> [EXERCISE DESCRIPTION]: Copy the listing that follows exactly. Its pictures do not belong in the copy.

○ ○ ○ ○ ○

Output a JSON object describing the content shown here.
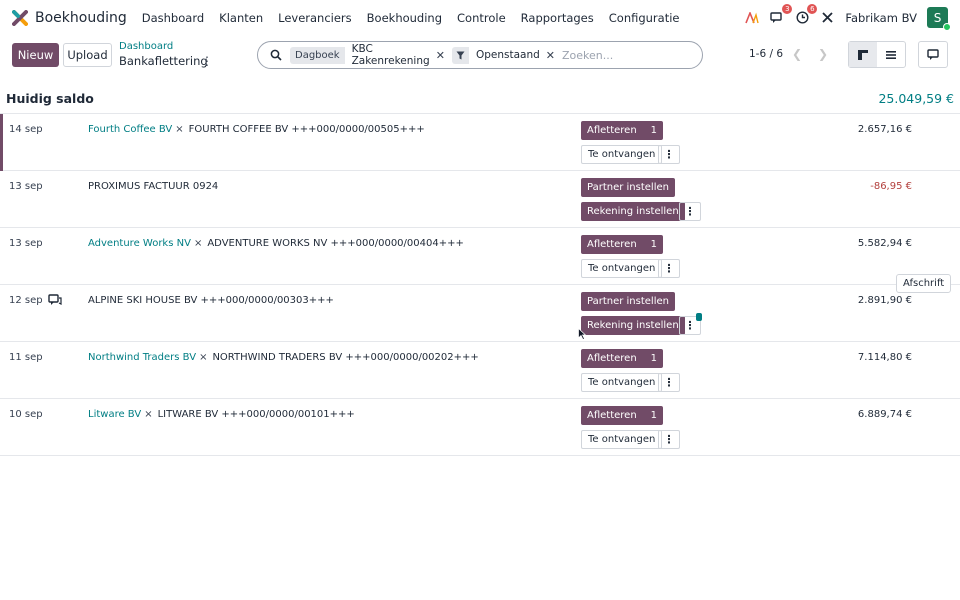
{
  "navbar": {
    "app_name": "Boekhouding",
    "menu": [
      "Dashboard",
      "Klanten",
      "Leveranciers",
      "Boekhouding",
      "Controle",
      "Rapportages",
      "Configuratie"
    ],
    "messages_count": "3",
    "activities_count": "6",
    "company": "Fabrikam BV",
    "avatar_letter": "S"
  },
  "control": {
    "new_label": "Nieuw",
    "upload_label": "Upload",
    "breadcrumb_parent": "Dashboard",
    "breadcrumb_current": "Bankaflettering",
    "gear_glyph": "⋮"
  },
  "search": {
    "facets": [
      {
        "label": "Dagboek",
        "value": "KBC Zakenrekening"
      },
      {
        "icon": "filter-icon",
        "value": "Openstaand"
      }
    ],
    "placeholder": "Zoeken..."
  },
  "pager": {
    "value": "1-6 / 6"
  },
  "balance": {
    "label": "Huidig saldo",
    "value": "25.049,59 €"
  },
  "rows": [
    {
      "date": "14 sep",
      "partner": "Fourth Coffee BV",
      "ref": "FOURTH COFFEE BV +++000/0000/00505+++",
      "amount": "2.657,16 €",
      "actions": [
        "Afletteren",
        "Te ontvangen"
      ],
      "count": "1"
    },
    {
      "date": "13 sep",
      "partner": "",
      "ref": "PROXIMUS FACTUUR 0924",
      "amount": "-86,95 €",
      "actions": [
        "Partner instellen",
        "Rekening instellen"
      ]
    },
    {
      "date": "13 sep",
      "partner": "Adventure Works NV",
      "ref": "ADVENTURE WORKS NV +++000/0000/00404+++",
      "amount": "5.582,94 €",
      "actions": [
        "Afletteren",
        "Te ontvangen"
      ],
      "count": "1"
    },
    {
      "date": "12 sep",
      "partner": "",
      "ref": "ALPINE SKI HOUSE BV +++000/0000/00303+++",
      "amount": "2.891,90 €",
      "actions": [
        "Partner instellen",
        "Rekening instellen"
      ]
    },
    {
      "date": "11 sep",
      "partner": "Northwind Traders BV",
      "ref": "NORTHWIND TRADERS BV +++000/0000/00202+++",
      "amount": "7.114,80 €",
      "actions": [
        "Afletteren",
        "Te ontvangen"
      ],
      "count": "1"
    },
    {
      "date": "10 sep",
      "partner": "Litware BV",
      "ref": "LITWARE BV +++000/0000/00101+++",
      "amount": "6.889,74 €",
      "actions": [
        "Afletteren",
        "Te ontvangen"
      ],
      "count": "1"
    }
  ],
  "tooltip": "Afschrift",
  "colors": {
    "brand": "#714b67",
    "accent": "#017e84",
    "negative": "#b3403d"
  }
}
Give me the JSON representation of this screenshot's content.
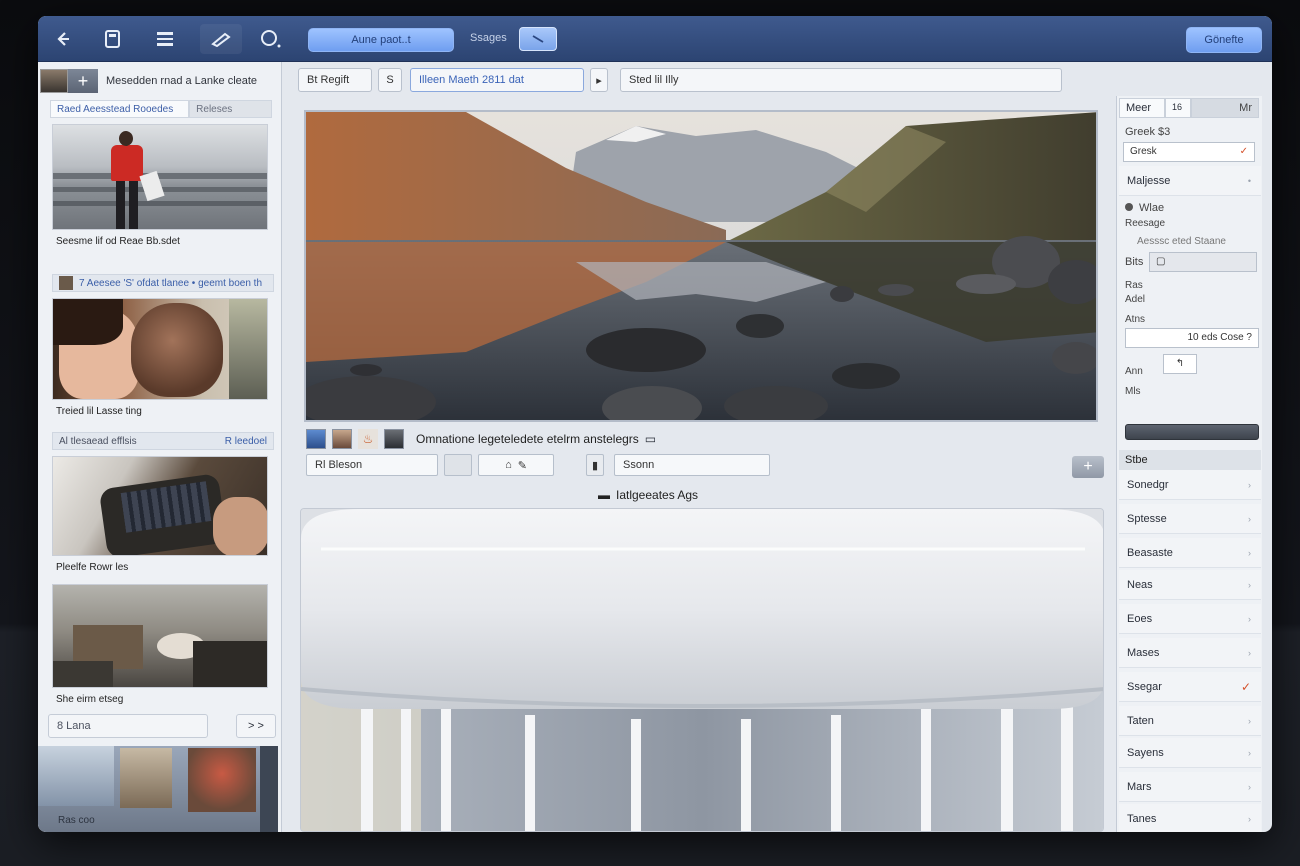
{
  "toolbar": {
    "primary_button": "Aune paot..t",
    "label": "Ssages",
    "right_button": "Gönefte"
  },
  "sidebar": {
    "title": "Mesedden rnad a Lanke cleate",
    "tabs": [
      "Raed Aeesstead Rooedes",
      "Releses"
    ],
    "cards": [
      {
        "caption": "Seesme lif od Reae Bb.sdet"
      },
      {
        "caption": "Treied lil Lasse ting"
      },
      {
        "caption": "Pleelfe Rowr les"
      },
      {
        "caption": "She eirm etseg"
      }
    ],
    "row_1": "7  Aeesee 'S' ofdat tlanee • geemt boen  th",
    "row_2_left": "Al tlesaead efflsis",
    "row_2_right": "R  leedoel",
    "search_value": "8 Lana",
    "next_label": "> >",
    "bottom_label": "Ras          coo"
  },
  "center": {
    "path_1": "Bt Regift",
    "path_2": "S",
    "path_3": "Illeen      Maeth 2811 dat",
    "path_4": "Sted lil      Illy",
    "strip_text": "Omnatione legeteledete etelrm anstelegrs",
    "field_1": "Rl Bleson",
    "field_2": "Rl Bleson",
    "field_3": "Ssonn",
    "section_label": "Iatlgeeates Ags"
  },
  "right_panel": {
    "tabs": [
      "Meer",
      "16",
      "Mr"
    ],
    "label_1": "Greek $3",
    "field_greek": "Gresk",
    "rows_top": [
      "Maljesse"
    ],
    "bullet_label": "Wlae",
    "small_1": "Reesage",
    "small_2": "Aesssc eted Staane",
    "bits_label": "Bits",
    "small_3": "Ras",
    "small_4": "Adel",
    "small_5": "Atns",
    "field_case": "10 eds Cose  ?",
    "small_6": "Ann",
    "small_7": "Mls",
    "section": "Stbe",
    "rows": [
      "Sonedgr",
      "Sptesse",
      "Beasaste",
      "Neas",
      "Eoes",
      "Mases",
      "Ssegar",
      "Taten",
      "Sayens",
      "Mars",
      "Tanes"
    ]
  },
  "colors": {
    "toolbar": "#3f5a8e",
    "accent": "#7aa4ea",
    "panel": "#eef1f5"
  }
}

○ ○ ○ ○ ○

> [YOUR RESPONSE]:
Output a JSON object describing the content shown here.
{
  "navbar": {
    "app_name": "Boekhouding",
    "menu": [
      "Dashboard",
      "Klanten",
      "Leveranciers",
      "Boekhouding",
      "Controle",
      "Rapportages",
      "Configuratie"
    ],
    "messages_count": "3",
    "activities_count": "6",
    "company": "Fabrikam BV",
    "avatar_letter": "S"
  },
  "control": {
    "new_label": "Nieuw",
    "upload_label": "Upload",
    "breadcrumb_parent": "Dashboard",
    "breadcrumb_current": "Bankaflettering",
    "gear_glyph": "⋮"
  },
  "search": {
    "facets": [
      {
        "label": "Dagboek",
        "value": "KBC Zakenrekening"
      },
      {
        "icon": "filter-icon",
        "value": "Openstaand"
      }
    ],
    "placeholder": "Zoeken..."
  },
  "pager": {
    "value": "1-6 / 6"
  },
  "balance": {
    "label": "Huidig saldo",
    "value": "25.049,59 €"
  },
  "rows": [
    {
      "date": "14 sep",
      "partner": "Fourth Coffee BV",
      "ref": "FOURTH COFFEE BV +++000/0000/00505+++",
      "amount": "2.657,16 €",
      "actions": [
        "Afletteren",
        "Te ontvangen"
      ],
      "count": "1"
    },
    {
      "date": "13 sep",
      "partner": "",
      "ref": "PROXIMUS FACTUUR 0924",
      "amount": "-86,95 €",
      "actions": [
        "Partner instellen",
        "Rekening instellen"
      ]
    },
    {
      "date": "13 sep",
      "partner": "Adventure Works NV",
      "ref": "ADVENTURE WORKS NV +++000/0000/00404+++",
      "amount": "5.582,94 €",
      "actions": [
        "Afletteren",
        "Te ontvangen"
      ],
      "count": "1"
    },
    {
      "date": "12 sep",
      "partner": "",
      "ref": "ALPINE SKI HOUSE BV +++000/0000/00303+++",
      "amount": "2.891,90 €",
      "actions": [
        "Partner instellen",
        "Rekening instellen"
      ]
    },
    {
      "date": "11 sep",
      "partner": "Northwind Traders BV",
      "ref": "NORTHWIND TRADERS BV +++000/0000/00202+++",
      "amount": "7.114,80 €",
      "actions": [
        "Afletteren",
        "Te ontvangen"
      ],
      "count": "1"
    },
    {
      "date": "10 sep",
      "partner": "Litware BV",
      "ref": "LITWARE BV +++000/0000/00101+++",
      "amount": "6.889,74 €",
      "actions": [
        "Afletteren",
        "Te ontvangen"
      ],
      "count": "1"
    }
  ],
  "tooltip": "Afschrift",
  "colors": {
    "brand": "#714b67",
    "accent": "#017e84",
    "negative": "#b3403d"
  }
}
Give me the JSON representation of this screenshot's content.
{
  "toolbar": {
    "primary_button": "Aune paot..t",
    "label": "Ssages",
    "right_button": "Gönefte"
  },
  "sidebar": {
    "title": "Mesedden rnad a Lanke cleate",
    "tabs": [
      "Raed Aeesstead Rooedes",
      "Releses"
    ],
    "cards": [
      {
        "caption": "Seesme lif od Reae Bb.sdet"
      },
      {
        "caption": "Treied lil Lasse ting"
      },
      {
        "caption": "Pleelfe Rowr les"
      },
      {
        "caption": "She eirm etseg"
      }
    ],
    "row_1": "7  Aeesee 'S' ofdat tlanee • geemt boen  th",
    "row_2_left": "Al tlesaead efflsis",
    "row_2_right": "R  leedoel",
    "search_value": "8 Lana",
    "next_label": "> >",
    "bottom_label": "Ras          coo"
  },
  "center": {
    "path_1": "Bt Regift",
    "path_2": "S",
    "path_3": "Illeen      Maeth 2811 dat",
    "path_4": "Sted lil      Illy",
    "strip_text": "Omnatione legeteledete etelrm anstelegrs",
    "field_1": "Rl Bleson",
    "field_2": "Rl Bleson",
    "field_3": "Ssonn",
    "section_label": "Iatlgeeates Ags"
  },
  "right_panel": {
    "tabs": [
      "Meer",
      "16",
      "Mr"
    ],
    "label_1": "Greek $3",
    "field_greek": "Gresk",
    "rows_top": [
      "Maljesse"
    ],
    "bullet_label": "Wlae",
    "small_1": "Reesage",
    "small_2": "Aesssc eted Staane",
    "bits_label": "Bits",
    "small_3": "Ras",
    "small_4": "Adel",
    "small_5": "Atns",
    "field_case": "10 eds Cose  ?",
    "small_6": "Ann",
    "small_7": "Mls",
    "section": "Stbe",
    "rows": [
      "Sonedgr",
      "Sptesse",
      "Beasaste",
      "Neas",
      "Eoes",
      "Mases",
      "Ssegar",
      "Taten",
      "Sayens",
      "Mars",
      "Tanes"
    ]
  },
  "colors": {
    "toolbar": "#3f5a8e",
    "accent": "#7aa4ea",
    "panel": "#eef1f5"
  }
}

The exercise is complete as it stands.